Horses are grazing animals, spending upwards of 14 hours a day foraging for food. During this time, you can expect to see anywhere from 10 to 20 (if not more) distinct periods of feeding — most of which will be made up high-fiber forage. The reason for this behavior is actually physiological.
Like any mammal, a horse’s stomach contains acid. But the production of this acid is continuous, so the horse must eat. Actually, the horse must chew, and it’s the act of chewing that creates saliva to help neutralize stomach acids.
When we feed horses two to three times a day, they finish their food in minutes, not giving enough time to create saliva to counteract the high acidity in their digestive tracts. This can cause colic and stomach ulcers. The pain then leads to stress-related behaviors, or stereotypies, like windsucking, which helps horses produce saliva on their own. It also can cause anxiety around mealtime, as horses must now anticipate when they’re able to do what’s innate to them, such as walking, eating, and chewing.
HayLow HayNets Round Bale Hay Nets and Slow-Feed Hay Bags slow down feed intake. The net openings range from 1-¾” and 1” in size, requiring horses to take smaller bites. This reduces the intake of food to 1.9 lbs. to 2.4 lbs. per hour. With twice daily feeding, horses are now spending 10 to 13 hours “foraging” — approximately the same amount of time they would be grazing if in a pasture or field — all the while getting the correct caloric intake of food.
The round bale hay nets (when used with a round bale feeder) and slow-feed hay bags also keep hay contained, instead of being trampled when left out on its own. It saves money, frees up time, and keeps horses healthy, and that’s just by netting or bagging hay.
Whenever introducing new feeding routines, we always recommend using some caution, such as:
- Loosen the hay prior to feeding. This makes it much easier for the horses to pull the food from the net as they acclimate to the HayLow HayNets Round Bale Hay Net System.
- Start off with the largest size net openings available, which is the 1-¾” for both the round bale hay net and slow-feed hay bag. This also helps animals acclimate to eating from the net.
- Position the net or bag properly. Secure the round bale hay net in a round bale feeder or tub and hang the clip-on hay bag from a higher height. Horses with shoes or blankets, and animals with ear tags, can catch themselves on the netting when not contained or kept too low. It’s also best to use breakaway halters and pay special attention to horned animals.

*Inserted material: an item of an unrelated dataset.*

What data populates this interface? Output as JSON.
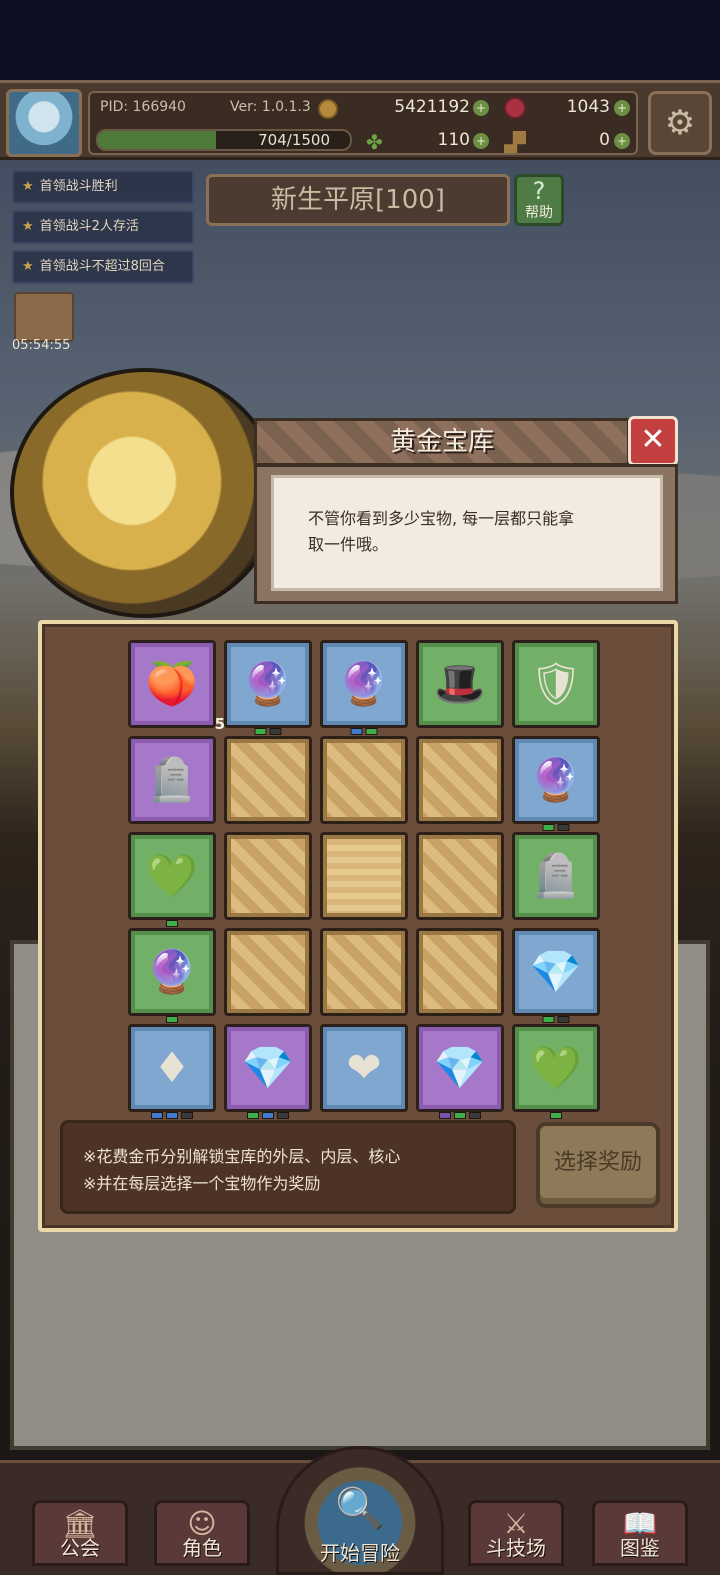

- Invest in good hay. Horses require high-fiber forage, and that often means high-quality hay, especially when it comes to older horses and harder keepers. Easy keepers, on the other hand, do well on first crops.
Besides preventing colic and ulcers, and reducing herd anxiety, using HayLow HayNets Round Bale Hay Nets and Slow-Feed Hay Bags can provide the following benefits:
- Reduces equine allergies
- Evens horses’ blood sugar levels by slowing down their consumption and digestion
- Helps with cribbing horses
- Minimizes bullying and fighting within the herd
- Cuts down on mess, which means little-to-no clean up
- Decreases labor, as fewer bales are needed to feed your animals
- Provides more flexibility, as you no longer need to rush home to feed
- Offers convenience during winter month feeding, as the round bale hay nets won’t freeze to the ground
- Saves money (if you hadn’t already guessed)
Assembly of the HayLow HayNets Round Bale Hay Net System is quite easy. When you receive your round bale hay net, you’ll find two (2) figure 8’s intertwined together to form a smaller circle, two (2) #8-32 pan-head stainless steel Phillips screws, four (4) #8 flat stainless steel washers, and two (2) #8-32 stainless steel hex lock nuts for the end of each screw. Note: Cold pipe is harder to assemble. Please be sure to warm your net up to at least 60 degrees Fahrenheit for easier assembly.
- Remove any shipping packaging.
- Separate the 2 figure 8’s (you’ll likely need help).
- Untwist the HayLow HayNets bale rings one ring at a time.
- Locate the coupler on both the upper and lower rings. Push the pipe back into the coupler if needed (during shipping it can sometimes detach).
- Find the pre-drilled holes in each coupler and insert your screw with a washer on each side of the pipe. Hold it together by screwing the locknut onto the end of the screw. Do this for both the upper ring and the lower ring. You may need to twist the pipe and coupler so that the pre-drilled holes align. For a video presentation, please see our YouTube Video.
- Complete setup with the instructions below.
- Remove baling twine from bale.
- Keep both rings collapsed together. Lean them on the bale and then push the whole system to the center of the bale.
- Watch it fall down around your bale.
- Put your round bale feeder over the net and bale.
- Be sure the bottom ring is flush with the ground and inside your round bale feeder. For a video presentation, please see our Video below.